| What is expected |
Repeat the entries below exactly, missing none.

| Supplied material |
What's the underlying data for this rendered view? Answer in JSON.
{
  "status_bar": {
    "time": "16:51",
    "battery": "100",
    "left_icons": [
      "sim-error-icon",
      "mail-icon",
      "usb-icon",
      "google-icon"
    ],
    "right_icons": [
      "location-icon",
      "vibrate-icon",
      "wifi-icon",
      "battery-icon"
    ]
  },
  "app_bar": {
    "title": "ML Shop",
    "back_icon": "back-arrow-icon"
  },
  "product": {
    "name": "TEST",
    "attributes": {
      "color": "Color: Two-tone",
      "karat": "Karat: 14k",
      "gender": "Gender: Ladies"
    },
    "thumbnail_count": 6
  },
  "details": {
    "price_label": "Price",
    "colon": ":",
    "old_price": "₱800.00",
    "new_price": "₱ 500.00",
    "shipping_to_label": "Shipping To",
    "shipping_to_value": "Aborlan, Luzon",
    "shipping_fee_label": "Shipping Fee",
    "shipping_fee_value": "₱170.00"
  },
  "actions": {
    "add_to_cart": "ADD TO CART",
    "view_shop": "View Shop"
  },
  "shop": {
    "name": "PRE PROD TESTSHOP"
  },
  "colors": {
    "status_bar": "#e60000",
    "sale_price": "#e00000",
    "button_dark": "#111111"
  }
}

| Result |
What's the underlying data for this rendered view? Answer in JSON.
{
  "status_bar": {
    "time": "16:51",
    "battery": "100",
    "left_icons": [
      "sim-error-icon",
      "mail-icon",
      "usb-icon",
      "google-icon"
    ],
    "right_icons": [
      "location-icon",
      "vibrate-icon",
      "wifi-icon",
      "battery-icon"
    ]
  },
  "app_bar": {
    "title": "ML Shop",
    "back_icon": "back-arrow-icon"
  },
  "product": {
    "name": "TEST",
    "attributes": {
      "color": "Color: Two-tone",
      "karat": "Karat: 14k",
      "gender": "Gender: Ladies"
    },
    "thumbnail_count": 6
  },
  "details": {
    "price_label": "Price",
    "colon": ":",
    "old_price": "₱800.00",
    "new_price": "₱ 500.00",
    "shipping_to_label": "Shipping To",
    "shipping_to_value": "Aborlan, Luzon",
    "shipping_fee_label": "Shipping Fee",
    "shipping_fee_value": "₱170.00"
  },
  "actions": {
    "add_to_cart": "ADD TO CART",
    "view_shop": "View Shop"
  },
  "shop": {
    "name": "PRE PROD TESTSHOP"
  },
  "colors": {
    "status_bar": "#e60000",
    "sale_price": "#e00000",
    "button_dark": "#111111"
  }
}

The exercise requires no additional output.